Start of Dataset content

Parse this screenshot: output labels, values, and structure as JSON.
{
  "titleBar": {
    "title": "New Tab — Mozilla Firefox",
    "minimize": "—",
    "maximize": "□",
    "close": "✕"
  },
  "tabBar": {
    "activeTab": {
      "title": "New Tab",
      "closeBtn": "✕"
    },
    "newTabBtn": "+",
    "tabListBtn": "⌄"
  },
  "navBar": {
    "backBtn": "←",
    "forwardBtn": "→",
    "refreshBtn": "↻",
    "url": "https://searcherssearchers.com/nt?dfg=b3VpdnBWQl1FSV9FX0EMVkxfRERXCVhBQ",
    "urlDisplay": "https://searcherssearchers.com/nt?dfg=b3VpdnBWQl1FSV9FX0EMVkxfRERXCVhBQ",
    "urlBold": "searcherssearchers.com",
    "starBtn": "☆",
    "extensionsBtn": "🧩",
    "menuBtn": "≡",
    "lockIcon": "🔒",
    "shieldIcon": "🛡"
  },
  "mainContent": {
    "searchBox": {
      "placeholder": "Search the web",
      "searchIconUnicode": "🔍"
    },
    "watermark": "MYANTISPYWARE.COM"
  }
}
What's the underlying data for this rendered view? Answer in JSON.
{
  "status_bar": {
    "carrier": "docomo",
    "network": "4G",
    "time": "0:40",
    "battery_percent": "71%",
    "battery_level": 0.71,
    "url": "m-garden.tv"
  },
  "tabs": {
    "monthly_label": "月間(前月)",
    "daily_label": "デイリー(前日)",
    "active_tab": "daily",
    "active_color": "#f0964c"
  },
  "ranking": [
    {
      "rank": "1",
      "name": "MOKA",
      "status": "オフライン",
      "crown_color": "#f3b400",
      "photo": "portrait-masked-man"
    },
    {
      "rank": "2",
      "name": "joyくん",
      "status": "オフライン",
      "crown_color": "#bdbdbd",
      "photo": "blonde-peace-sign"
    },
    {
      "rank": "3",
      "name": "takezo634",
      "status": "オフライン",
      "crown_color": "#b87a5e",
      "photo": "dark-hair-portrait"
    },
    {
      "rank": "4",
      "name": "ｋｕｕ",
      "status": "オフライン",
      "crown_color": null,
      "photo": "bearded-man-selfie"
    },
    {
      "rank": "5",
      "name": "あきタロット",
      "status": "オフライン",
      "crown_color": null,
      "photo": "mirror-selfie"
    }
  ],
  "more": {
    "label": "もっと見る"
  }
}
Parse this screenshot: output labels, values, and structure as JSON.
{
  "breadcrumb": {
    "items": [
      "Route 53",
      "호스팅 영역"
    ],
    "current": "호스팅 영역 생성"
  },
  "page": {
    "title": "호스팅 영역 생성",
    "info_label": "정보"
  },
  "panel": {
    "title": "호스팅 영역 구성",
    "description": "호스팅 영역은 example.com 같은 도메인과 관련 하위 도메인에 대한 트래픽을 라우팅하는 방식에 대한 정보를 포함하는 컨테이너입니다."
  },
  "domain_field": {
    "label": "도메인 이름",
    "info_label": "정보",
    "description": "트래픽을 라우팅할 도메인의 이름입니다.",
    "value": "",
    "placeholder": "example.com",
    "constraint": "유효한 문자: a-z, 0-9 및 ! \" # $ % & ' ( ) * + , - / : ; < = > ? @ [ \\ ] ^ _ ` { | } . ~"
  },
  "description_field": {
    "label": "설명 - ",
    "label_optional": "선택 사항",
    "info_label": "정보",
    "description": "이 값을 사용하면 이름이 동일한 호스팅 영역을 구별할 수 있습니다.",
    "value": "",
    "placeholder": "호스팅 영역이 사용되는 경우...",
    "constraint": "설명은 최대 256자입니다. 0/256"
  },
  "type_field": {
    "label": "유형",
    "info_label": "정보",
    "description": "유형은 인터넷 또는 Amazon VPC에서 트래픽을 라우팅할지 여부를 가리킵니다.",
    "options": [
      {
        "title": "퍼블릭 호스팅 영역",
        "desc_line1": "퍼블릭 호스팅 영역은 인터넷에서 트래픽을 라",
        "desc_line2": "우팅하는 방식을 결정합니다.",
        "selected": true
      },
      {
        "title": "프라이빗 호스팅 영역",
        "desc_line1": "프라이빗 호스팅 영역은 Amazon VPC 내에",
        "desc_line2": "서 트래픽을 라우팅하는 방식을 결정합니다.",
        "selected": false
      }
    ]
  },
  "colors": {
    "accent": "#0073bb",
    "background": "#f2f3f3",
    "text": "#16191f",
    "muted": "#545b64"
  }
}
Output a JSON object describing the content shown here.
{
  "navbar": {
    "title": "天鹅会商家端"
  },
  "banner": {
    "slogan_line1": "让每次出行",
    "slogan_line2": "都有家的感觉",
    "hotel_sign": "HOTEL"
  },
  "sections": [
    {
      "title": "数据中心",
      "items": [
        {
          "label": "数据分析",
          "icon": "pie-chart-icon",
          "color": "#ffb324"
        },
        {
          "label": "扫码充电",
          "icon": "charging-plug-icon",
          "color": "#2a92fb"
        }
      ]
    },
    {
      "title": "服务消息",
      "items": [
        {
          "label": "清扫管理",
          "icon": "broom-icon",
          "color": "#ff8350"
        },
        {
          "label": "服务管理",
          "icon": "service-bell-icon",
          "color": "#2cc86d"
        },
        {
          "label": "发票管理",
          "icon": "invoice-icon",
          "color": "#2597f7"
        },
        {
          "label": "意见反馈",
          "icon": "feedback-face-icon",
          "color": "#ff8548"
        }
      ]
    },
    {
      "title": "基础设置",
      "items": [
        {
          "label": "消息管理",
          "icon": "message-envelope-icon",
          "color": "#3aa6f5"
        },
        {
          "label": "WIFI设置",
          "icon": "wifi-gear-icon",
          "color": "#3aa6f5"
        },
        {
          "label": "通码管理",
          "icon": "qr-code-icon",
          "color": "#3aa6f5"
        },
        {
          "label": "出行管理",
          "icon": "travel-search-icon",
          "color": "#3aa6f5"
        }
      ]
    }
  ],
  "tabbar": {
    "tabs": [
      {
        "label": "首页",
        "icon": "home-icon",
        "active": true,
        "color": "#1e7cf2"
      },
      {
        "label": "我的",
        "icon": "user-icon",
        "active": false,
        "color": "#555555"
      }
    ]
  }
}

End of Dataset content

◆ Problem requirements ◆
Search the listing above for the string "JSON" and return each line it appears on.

◆ Result for this exercise ◆
Parse this screenshot: output labels, values, and structure as JSON.
What's the underlying data for this rendered view? Answer in JSON.
Parse this screenshot: output labels, values, and structure as JSON.
Output a JSON object describing the content shown here.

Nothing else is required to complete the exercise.